EXERCISE
The entire set of lines below should be copied exactly.

_ _ _

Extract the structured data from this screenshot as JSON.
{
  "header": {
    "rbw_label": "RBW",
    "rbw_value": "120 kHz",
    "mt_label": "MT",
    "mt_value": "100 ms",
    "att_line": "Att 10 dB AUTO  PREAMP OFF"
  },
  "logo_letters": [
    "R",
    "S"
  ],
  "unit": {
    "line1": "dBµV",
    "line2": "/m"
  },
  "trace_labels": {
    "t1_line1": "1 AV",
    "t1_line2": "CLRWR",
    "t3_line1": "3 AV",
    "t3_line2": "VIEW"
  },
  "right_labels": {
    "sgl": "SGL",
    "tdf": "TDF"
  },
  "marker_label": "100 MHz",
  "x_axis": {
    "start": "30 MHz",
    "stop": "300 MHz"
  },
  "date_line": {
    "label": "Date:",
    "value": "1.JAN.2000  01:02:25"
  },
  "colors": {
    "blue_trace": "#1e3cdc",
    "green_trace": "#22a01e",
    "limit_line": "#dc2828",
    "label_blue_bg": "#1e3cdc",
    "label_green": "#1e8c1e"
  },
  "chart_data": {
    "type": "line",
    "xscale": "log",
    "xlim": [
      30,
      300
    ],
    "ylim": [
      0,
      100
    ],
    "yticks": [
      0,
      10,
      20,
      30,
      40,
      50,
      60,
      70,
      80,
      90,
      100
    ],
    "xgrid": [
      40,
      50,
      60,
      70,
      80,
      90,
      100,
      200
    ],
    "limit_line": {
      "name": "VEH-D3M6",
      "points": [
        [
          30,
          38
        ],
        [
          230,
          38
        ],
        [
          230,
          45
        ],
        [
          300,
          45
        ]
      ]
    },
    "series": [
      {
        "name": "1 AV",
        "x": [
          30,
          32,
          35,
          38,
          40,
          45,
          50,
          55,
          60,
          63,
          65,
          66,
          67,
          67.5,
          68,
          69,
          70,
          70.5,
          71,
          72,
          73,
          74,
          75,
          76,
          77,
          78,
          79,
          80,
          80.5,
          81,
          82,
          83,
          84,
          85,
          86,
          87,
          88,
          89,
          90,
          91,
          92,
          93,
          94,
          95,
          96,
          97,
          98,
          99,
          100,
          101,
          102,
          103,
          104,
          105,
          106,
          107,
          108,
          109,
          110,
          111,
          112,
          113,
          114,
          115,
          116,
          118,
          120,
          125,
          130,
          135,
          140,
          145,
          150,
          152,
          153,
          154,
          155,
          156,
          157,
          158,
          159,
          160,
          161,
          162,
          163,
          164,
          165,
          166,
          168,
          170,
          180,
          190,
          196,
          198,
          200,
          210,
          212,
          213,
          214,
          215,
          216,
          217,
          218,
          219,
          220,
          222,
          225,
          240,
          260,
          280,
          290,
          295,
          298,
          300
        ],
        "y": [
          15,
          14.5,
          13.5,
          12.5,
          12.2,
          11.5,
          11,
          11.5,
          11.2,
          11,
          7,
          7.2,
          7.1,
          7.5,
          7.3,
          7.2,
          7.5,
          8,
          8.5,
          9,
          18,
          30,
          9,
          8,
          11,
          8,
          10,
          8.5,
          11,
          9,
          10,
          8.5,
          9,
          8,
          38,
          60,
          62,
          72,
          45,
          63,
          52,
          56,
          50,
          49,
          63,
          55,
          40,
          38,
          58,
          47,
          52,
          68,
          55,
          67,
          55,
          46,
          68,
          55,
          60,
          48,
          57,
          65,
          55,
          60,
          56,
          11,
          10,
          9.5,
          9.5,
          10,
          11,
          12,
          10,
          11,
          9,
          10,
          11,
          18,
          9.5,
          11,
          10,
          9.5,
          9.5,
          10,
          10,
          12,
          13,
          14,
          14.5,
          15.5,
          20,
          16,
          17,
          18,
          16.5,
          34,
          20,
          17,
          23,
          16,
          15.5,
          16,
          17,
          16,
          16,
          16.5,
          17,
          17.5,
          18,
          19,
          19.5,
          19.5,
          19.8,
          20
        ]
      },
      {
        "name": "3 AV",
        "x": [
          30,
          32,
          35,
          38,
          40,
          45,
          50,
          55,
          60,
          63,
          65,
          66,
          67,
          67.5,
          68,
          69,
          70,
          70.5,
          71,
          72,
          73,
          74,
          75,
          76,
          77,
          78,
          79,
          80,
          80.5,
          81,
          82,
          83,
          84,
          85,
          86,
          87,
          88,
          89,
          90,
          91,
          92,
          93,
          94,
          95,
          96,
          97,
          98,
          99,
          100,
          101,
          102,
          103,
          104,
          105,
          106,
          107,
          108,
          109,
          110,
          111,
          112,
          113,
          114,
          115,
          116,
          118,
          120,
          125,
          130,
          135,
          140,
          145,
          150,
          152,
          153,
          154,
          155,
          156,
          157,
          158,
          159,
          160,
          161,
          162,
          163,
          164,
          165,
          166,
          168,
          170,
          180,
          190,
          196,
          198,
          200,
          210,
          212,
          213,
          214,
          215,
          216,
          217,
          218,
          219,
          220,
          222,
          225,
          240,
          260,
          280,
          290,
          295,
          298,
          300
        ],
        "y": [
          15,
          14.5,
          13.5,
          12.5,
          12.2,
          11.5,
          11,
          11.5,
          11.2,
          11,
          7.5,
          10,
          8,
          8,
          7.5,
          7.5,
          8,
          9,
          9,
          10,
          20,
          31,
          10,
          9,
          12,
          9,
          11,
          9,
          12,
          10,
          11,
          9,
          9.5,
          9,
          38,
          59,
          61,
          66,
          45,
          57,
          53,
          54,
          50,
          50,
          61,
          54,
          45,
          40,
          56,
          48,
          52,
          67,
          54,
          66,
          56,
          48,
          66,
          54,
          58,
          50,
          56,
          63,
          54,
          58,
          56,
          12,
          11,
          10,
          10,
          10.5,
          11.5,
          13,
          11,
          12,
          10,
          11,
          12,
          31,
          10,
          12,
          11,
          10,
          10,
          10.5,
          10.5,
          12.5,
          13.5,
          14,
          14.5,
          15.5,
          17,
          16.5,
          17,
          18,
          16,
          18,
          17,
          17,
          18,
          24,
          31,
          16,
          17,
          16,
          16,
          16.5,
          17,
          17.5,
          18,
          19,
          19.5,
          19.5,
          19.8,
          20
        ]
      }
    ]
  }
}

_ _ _

YOUR RESPONSE
Extract the structured data from this screenshot as JSON.
{
  "header": {
    "rbw_label": "RBW",
    "rbw_value": "120 kHz",
    "mt_label": "MT",
    "mt_value": "100 ms",
    "att_line": "Att 10 dB AUTO  PREAMP OFF"
  },
  "logo_letters": [
    "R",
    "S"
  ],
  "unit": {
    "line1": "dBµV",
    "line2": "/m"
  },
  "trace_labels": {
    "t1_line1": "1 AV",
    "t1_line2": "CLRWR",
    "t3_line1": "3 AV",
    "t3_line2": "VIEW"
  },
  "right_labels": {
    "sgl": "SGL",
    "tdf": "TDF"
  },
  "marker_label": "100 MHz",
  "x_axis": {
    "start": "30 MHz",
    "stop": "300 MHz"
  },
  "date_line": {
    "label": "Date:",
    "value": "1.JAN.2000  01:02:25"
  },
  "colors": {
    "blue_trace": "#1e3cdc",
    "green_trace": "#22a01e",
    "limit_line": "#dc2828",
    "label_blue_bg": "#1e3cdc",
    "label_green": "#1e8c1e"
  },
  "chart_data": {
    "type": "line",
    "xscale": "log",
    "xlim": [
      30,
      300
    ],
    "ylim": [
      0,
      100
    ],
    "yticks": [
      0,
      10,
      20,
      30,
      40,
      50,
      60,
      70,
      80,
      90,
      100
    ],
    "xgrid": [
      40,
      50,
      60,
      70,
      80,
      90,
      100,
      200
    ],
    "limit_line": {
      "name": "VEH-D3M6",
      "points": [
        [
          30,
          38
        ],
        [
          230,
          38
        ],
        [
          230,
          45
        ],
        [
          300,
          45
        ]
      ]
    },
    "series": [
      {
        "name": "1 AV",
        "x": [
          30,
          32,
          35,
          38,
          40,
          45,
          50,
          55,
          60,
          63,
          65,
          66,
          67,
          67.5,
          68,
          69,
          70,
          70.5,
          71,
          72,
          73,
          74,
          75,
          76,
          77,
          78,
          79,
          80,
          80.5,
          81,
          82,
          83,
          84,
          85,
          86,
          87,
          88,
          89,
          90,
          91,
          92,
          93,
          94,
          95,
          96,
          97,
          98,
          99,
          100,
          101,
          102,
          103,
          104,
          105,
          106,
          107,
          108,
          109,
          110,
          111,
          112,
          113,
          114,
          115,
          116,
          118,
          120,
          125,
          130,
          135,
          140,
          145,
          150,
          152,
          153,
          154,
          155,
          156,
          157,
          158,
          159,
          160,
          161,
          162,
          163,
          164,
          165,
          166,
          168,
          170,
          180,
          190,
          196,
          198,
          200,
          210,
          212,
          213,
          214,
          215,
          216,
          217,
          218,
          219,
          220,
          222,
          225,
          240,
          260,
          280,
          290,
          295,
          298,
          300
        ],
        "y": [
          15,
          14.5,
          13.5,
          12.5,
          12.2,
          11.5,
          11,
          11.5,
          11.2,
          11,
          7,
          7.2,
          7.1,
          7.5,
          7.3,
          7.2,
          7.5,
          8,
          8.5,
          9,
          18,
          30,
          9,
          8,
          11,
          8,
          10,
          8.5,
          11,
          9,
          10,
          8.5,
          9,
          8,
          38,
          60,
          62,
          72,
          45,
          63,
          52,
          56,
          50,
          49,
          63,
          55,
          40,
          38,
          58,
          47,
          52,
          68,
          55,
          67,
          55,
          46,
          68,
          55,
          60,
          48,
          57,
          65,
          55,
          60,
          56,
          11,
          10,
          9.5,
          9.5,
          10,
          11,
          12,
          10,
          11,
          9,
          10,
          11,
          18,
          9.5,
          11,
          10,
          9.5,
          9.5,
          10,
          10,
          12,
          13,
          14,
          14.5,
          15.5,
          20,
          16,
          17,
          18,
          16.5,
          34,
          20,
          17,
          23,
          16,
          15.5,
          16,
          17,
          16,
          16,
          16.5,
          17,
          17.5,
          18,
          19,
          19.5,
          19.5,
          19.8,
          20
        ]
      },
      {
        "name": "3 AV",
        "x": [
          30,
          32,
          35,
          38,
          40,
          45,
          50,
          55,
          60,
          63,
          65,
          66,
          67,
          67.5,
          68,
          69,
          70,
          70.5,
          71,
          72,
          73,
          74,
          75,
          76,
          77,
          78,
          79,
          80,
          80.5,
          81,
          82,
          83,
          84,
          85,
          86,
          87,
          88,
          89,
          90,
          91,
          92,
          93,
          94,
          95,
          96,
          97,
          98,
          99,
          100,
          101,
          102,
          103,
          104,
          105,
          106,
          107,
          108,
          109,
          110,
          111,
          112,
          113,
          114,
          115,
          116,
          118,
          120,
          125,
          130,
          135,
          140,
          145,
          150,
          152,
          153,
          154,
          155,
          156,
          157,
          158,
          159,
          160,
          161,
          162,
          163,
          164,
          165,
          166,
          168,
          170,
          180,
          190,
          196,
          198,
          200,
          210,
          212,
          213,
          214,
          215,
          216,
          217,
          218,
          219,
          220,
          222,
          225,
          240,
          260,
          280,
          290,
          295,
          298,
          300
        ],
        "y": [
          15,
          14.5,
          13.5,
          12.5,
          12.2,
          11.5,
          11,
          11.5,
          11.2,
          11,
          7.5,
          10,
          8,
          8,
          7.5,
          7.5,
          8,
          9,
          9,
          10,
          20,
          31,
          10,
          9,
          12,
          9,
          11,
          9,
          12,
          10,
          11,
          9,
          9.5,
          9,
          38,
          59,
          61,
          66,
          45,
          57,
          53,
          54,
          50,
          50,
          61,
          54,
          45,
          40,
          56,
          48,
          52,
          67,
          54,
          66,
          56,
          48,
          66,
          54,
          58,
          50,
          56,
          63,
          54,
          58,
          56,
          12,
          11,
          10,
          10,
          10.5,
          11.5,
          13,
          11,
          12,
          10,
          11,
          12,
          31,
          10,
          12,
          11,
          10,
          10,
          10.5,
          10.5,
          12.5,
          13.5,
          14,
          14.5,
          15.5,
          17,
          16.5,
          17,
          18,
          16,
          18,
          17,
          17,
          18,
          24,
          31,
          16,
          17,
          16,
          16,
          16.5,
          17,
          17.5,
          18,
          19,
          19.5,
          19.5,
          19.8,
          20
        ]
      }
    ]
  }
}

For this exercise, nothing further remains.